When it comes to experiencing Spain at its most modern, then holidays in Valencia are the way to go. The country’s third largest city is increasingly becoming recognized for its innovative character, reflected primarily in its state-of-the-art architecture. Even though it’s often overlooked in favor of more appealing cities like Madrid and Barcelona, a trip to Valencia can certainly be a fun and rewarding journey for all travelers who are looking to immerse themselves in a different side of Spain.
- City of Arts and Science is a vast complex nestled on what was once the riverbed of the River Turia. It houses various facilities, including an Arts Museum, a Science Museum, an IMAX cinema, a planetarium and an aquarium.
- El Carmen is a historic neighborhood characterized with rustic architecture and winding alleyways. Here, you will find Valencia’s trendiest cafés, bars and eateries.

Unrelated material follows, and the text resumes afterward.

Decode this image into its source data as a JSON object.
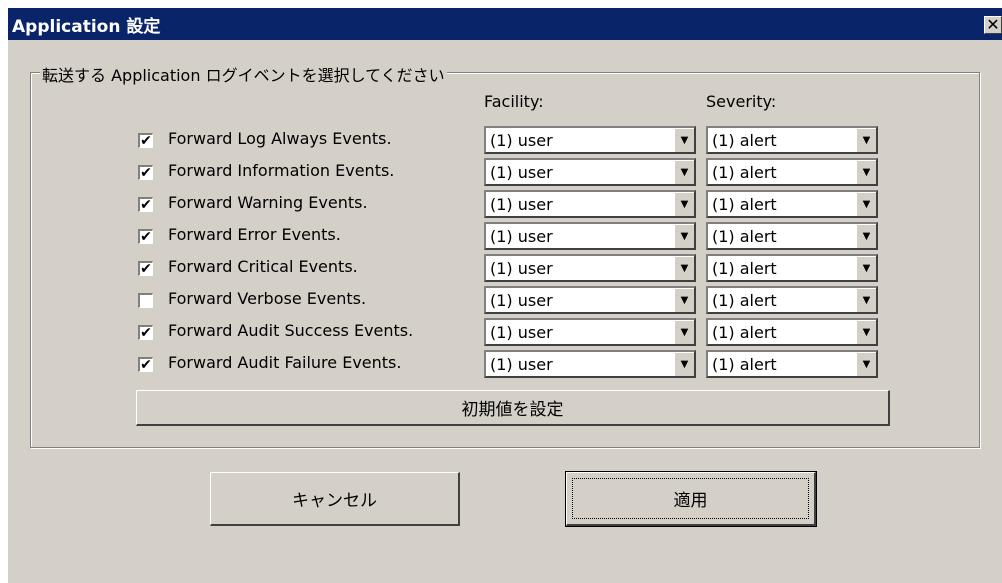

- Llotja de la Seda is an impressive 15th-century feat of Gothic architecture that was originally built as silk market. As one of the most important landmarks in the city, Llotja de la Seda is a testament to Valencia’s historical importance as a commerce hub.
- Valencia Cathedral, one of the most visited tourist sites in Valencia, is a curious mix of Romanesque, Baroque, Gothic, Renaissance and Neo-classical influences.
- Valencia is known as the birthplace of paella, so it would be a sin to visit this city without trying one. Paella Valenciana is made with rice and different types of meat — usually chicken or rabbit.
- One of the most convenient ways to get around Valencia is by bicycle. Valencia is equipped with a public bike rental system that has over 250 stations throughout the city.
- If you want to experience Valencia at its most festive, make sure to plan your trip during the month of March. This is when you can partake in the Falles, a five-day fiesta that celebrates San José, the patron saint of the city.